    Violence against women is an endemic in our world today. According to the U.S. Department of Justice, 1 in 4 women in the United States have experienced violence from a partner, 2 out of 3 children are exposed to violence, and 1 in 5 women are sexually assaulted in college.

  • Traveling While On Your Period

    Kaitlyn Luckow


    Image source: Nathaniel Kohfield

     

    Whenever I book a vacation, I spend the days leading up to the trip as an anxious mess. I’m not anxious about losing my luggage, or getting lost, or missing my flight. No. I’m anxious about getting my period.  

    Every girl probably has a story about a time when they went on a vacation and their period nearly ruined it. Whether it’s because of debilitating cramps, PMS, or just being uncomfortable, your period can change your vacation.  

    But as I’ve grown older, I’ve realized that it doesn’t have to ruin it! Here are some tricks I’ve learned along  the way that have helped ease my anxiety of menstruating on vacation and have helped make me not worry (as much) about it:

  • What Is The Tampon Tax?

    Kaitlyn Luckow

    Image by Tim Marshall

     

    Imagine having to pay for something that was natural and completely out of your control.

    Guess what?

    We’re doing it.

    Over the past few years, news and social media campaigns have brought light to the issue of the “tampon tax”, also known as the “pink tax”  in America as well as the rest of the world. Perhaps like you, I had no idea that this tax even existed until a few years ago.
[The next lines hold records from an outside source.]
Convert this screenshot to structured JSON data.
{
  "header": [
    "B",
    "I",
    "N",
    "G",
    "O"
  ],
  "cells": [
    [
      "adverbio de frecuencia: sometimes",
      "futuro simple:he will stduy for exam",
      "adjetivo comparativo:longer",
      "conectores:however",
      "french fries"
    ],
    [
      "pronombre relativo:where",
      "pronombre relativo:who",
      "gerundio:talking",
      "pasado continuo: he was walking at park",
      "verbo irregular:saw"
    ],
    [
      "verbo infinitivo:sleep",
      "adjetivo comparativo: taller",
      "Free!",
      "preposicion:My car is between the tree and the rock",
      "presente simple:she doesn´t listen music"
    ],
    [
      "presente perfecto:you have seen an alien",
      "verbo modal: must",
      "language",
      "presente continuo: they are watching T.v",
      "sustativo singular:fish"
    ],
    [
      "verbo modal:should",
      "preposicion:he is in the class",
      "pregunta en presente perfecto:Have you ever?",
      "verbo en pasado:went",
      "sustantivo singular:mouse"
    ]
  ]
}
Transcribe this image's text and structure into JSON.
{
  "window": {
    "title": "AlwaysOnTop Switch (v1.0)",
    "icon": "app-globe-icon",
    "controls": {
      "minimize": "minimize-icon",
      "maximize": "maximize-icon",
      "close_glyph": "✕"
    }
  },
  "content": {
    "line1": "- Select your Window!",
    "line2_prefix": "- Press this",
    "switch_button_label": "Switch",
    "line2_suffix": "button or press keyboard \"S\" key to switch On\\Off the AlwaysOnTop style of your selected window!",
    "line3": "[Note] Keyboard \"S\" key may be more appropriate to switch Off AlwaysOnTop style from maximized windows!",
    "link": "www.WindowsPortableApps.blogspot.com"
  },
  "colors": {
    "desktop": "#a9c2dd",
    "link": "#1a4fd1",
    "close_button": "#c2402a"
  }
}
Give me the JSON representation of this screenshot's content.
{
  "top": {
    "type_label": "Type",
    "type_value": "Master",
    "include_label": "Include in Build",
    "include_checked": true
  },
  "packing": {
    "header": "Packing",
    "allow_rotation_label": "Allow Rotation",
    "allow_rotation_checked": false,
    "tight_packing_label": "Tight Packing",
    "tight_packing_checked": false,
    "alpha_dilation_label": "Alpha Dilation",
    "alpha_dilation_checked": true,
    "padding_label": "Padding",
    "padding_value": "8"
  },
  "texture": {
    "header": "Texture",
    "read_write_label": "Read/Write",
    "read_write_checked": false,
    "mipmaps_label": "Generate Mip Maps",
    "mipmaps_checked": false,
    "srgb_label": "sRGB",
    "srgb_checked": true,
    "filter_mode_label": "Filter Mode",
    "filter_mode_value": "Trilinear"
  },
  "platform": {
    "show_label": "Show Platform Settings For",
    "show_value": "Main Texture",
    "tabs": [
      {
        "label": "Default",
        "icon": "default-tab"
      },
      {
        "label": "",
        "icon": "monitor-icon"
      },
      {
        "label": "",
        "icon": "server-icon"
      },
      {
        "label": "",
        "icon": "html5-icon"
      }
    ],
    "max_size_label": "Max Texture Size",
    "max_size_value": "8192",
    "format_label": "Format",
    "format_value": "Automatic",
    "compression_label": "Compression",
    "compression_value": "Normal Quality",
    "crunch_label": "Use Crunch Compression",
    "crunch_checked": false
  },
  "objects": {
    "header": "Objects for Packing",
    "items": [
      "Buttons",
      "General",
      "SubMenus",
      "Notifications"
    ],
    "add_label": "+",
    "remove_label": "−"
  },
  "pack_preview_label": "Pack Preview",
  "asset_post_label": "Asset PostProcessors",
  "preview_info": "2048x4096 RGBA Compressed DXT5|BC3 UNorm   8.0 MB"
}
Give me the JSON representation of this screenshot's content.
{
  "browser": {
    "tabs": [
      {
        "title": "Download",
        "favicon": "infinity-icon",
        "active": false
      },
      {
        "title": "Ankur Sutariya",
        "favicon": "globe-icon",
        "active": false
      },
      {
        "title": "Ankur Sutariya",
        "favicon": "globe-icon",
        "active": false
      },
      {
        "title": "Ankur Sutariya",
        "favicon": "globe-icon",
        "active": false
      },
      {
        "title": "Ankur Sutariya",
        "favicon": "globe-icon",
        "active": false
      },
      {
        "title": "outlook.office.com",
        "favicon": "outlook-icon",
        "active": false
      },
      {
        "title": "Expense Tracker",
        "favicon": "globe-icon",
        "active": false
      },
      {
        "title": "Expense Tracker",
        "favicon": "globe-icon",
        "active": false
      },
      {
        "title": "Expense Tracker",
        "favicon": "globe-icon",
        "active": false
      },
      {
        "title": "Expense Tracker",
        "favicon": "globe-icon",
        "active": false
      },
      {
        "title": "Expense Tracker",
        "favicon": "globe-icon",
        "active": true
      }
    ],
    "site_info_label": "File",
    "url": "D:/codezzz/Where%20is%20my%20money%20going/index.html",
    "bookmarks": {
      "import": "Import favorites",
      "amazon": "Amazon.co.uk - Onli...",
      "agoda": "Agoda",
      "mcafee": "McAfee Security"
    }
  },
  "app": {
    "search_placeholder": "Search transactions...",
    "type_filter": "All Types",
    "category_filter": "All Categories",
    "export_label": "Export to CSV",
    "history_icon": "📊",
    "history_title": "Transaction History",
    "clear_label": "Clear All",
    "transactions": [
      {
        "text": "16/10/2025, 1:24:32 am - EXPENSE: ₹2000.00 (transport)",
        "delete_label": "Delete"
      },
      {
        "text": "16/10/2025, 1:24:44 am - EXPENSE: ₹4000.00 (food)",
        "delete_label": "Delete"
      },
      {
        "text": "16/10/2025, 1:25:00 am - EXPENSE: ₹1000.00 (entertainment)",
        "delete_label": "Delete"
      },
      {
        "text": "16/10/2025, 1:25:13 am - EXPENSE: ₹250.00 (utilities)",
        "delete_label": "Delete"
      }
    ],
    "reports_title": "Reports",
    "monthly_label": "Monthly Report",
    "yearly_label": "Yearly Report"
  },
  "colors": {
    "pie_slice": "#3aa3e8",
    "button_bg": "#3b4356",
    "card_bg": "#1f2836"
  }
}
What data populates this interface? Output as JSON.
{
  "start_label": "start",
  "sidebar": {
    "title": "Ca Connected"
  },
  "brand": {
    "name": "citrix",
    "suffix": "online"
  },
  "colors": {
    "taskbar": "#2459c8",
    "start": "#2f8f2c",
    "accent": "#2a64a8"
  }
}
And I was just as taken aback as many people–and remain confused even today.

    People are outraged and are demanding change because of this tampon tax, but do we fully understand what the tampon tax is?

  • How Diet Affects Menstruation

    J.B


    Image via Brook Lark

    Do you suffer from the typical menstrual symptoms?  The bloating, the mood swings, the muscle aches, the fatigue, the cramps (and sometimes severe menstrual cramps)?  Are you convinced that whoever wrote the song “I Enjoy Being a Girl” must have been a man?

    You’re not alone. 

    But there are some natural, non-pharmaceutical things you can do to ease the symptoms and one of these is diet.   Of course, everyone is different, but there are foods that are generally regarded as being helpful in reducing menstrual symptoms and some foods that can make your symptoms worse.

  • NannoCARES about You!

    Victoria. M


    Image source: Eloise Ambursley

    Do you know why Nannocare was started? It was to help women globally have access to a holistic and all natural solution to discomfort that occurs monthly. We want each and every one of you to know that we share in your quest for something better- and we are working every day to bring it to you directly!

    Not only do we take health seriously; we also know everything is about balance. Periods are no fun, but they are necessary and a part of our lives so with that said- we want to make sure you can make the most of every day, period. Menstrual health is a thing, and it is at the forefront of the industry now more than ever.

    Nannocare also wants to make period talk the norm! Every young adolescent gets “the talk” but periods are often left out. It is important for both boys and girls to be comfortable with the change in their bodies and not feel awkward about what is happening. Moms, Dads, Sisters, Uncles, Aunts, Grandparents – we want you to know it is ok to tell young girls about how their bodies will change and how menstruation will affect them. We also want you to be knowledgeable about the products out there that are good for them.

    Here are some helpful tips for the new and even experienced who want to delve deeper into menstrual health: